§ **Your assignment**
Lines below that include the word "core" should each be copied.

§ **Material provided**
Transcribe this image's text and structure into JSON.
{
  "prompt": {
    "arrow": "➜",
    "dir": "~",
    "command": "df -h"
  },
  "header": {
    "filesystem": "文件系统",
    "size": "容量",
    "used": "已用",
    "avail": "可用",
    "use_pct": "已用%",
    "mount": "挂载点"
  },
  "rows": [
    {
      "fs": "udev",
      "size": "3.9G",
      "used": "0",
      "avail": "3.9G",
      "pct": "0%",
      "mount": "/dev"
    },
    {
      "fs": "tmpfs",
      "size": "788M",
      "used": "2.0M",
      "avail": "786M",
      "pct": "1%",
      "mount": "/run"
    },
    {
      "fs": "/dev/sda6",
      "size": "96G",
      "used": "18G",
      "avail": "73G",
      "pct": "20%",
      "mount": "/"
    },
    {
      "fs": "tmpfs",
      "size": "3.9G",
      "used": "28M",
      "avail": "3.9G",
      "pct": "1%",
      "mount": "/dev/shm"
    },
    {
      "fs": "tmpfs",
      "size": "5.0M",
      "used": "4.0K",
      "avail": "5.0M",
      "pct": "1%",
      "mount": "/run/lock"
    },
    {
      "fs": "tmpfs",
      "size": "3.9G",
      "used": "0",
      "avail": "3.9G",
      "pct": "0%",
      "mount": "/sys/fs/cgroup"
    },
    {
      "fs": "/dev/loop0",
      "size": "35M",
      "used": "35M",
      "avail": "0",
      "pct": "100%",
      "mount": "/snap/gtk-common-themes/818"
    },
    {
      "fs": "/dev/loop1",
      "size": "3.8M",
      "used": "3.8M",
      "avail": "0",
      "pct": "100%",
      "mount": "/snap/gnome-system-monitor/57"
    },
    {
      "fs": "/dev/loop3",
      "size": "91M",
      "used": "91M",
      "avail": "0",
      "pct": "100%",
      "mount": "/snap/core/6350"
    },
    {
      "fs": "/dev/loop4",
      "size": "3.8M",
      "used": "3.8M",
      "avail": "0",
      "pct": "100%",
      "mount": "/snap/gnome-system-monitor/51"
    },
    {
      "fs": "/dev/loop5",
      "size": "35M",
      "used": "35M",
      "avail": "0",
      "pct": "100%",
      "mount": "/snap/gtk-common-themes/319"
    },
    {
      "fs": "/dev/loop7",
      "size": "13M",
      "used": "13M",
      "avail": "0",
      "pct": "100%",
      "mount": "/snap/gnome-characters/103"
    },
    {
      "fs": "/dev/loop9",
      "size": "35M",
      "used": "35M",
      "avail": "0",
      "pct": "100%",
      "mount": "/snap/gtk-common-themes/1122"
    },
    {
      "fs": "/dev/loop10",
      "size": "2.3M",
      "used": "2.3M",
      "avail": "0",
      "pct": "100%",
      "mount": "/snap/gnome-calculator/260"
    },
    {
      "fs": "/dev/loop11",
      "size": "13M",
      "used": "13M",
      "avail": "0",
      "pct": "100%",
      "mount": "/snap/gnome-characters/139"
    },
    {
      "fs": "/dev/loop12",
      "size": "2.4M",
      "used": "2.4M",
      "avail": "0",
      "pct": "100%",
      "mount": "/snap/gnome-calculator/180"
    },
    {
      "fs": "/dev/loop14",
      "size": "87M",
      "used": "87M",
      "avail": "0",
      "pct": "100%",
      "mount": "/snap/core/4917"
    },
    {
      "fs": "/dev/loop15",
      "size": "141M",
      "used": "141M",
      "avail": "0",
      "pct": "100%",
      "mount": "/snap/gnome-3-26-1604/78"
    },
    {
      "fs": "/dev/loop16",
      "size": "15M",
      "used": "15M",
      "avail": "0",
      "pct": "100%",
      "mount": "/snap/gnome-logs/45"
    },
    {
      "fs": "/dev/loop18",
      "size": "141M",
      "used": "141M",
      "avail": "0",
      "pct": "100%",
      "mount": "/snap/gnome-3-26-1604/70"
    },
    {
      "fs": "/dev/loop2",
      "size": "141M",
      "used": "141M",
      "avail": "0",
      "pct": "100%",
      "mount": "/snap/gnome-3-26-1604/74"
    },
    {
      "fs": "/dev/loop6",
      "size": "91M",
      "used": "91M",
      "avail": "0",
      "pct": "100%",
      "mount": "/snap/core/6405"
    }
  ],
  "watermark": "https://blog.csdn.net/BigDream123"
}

§ **Task solution**
      "mount": "/snap/core/6350"
      "mount": "/snap/core/4917"
      "mount": "/snap/core/6405"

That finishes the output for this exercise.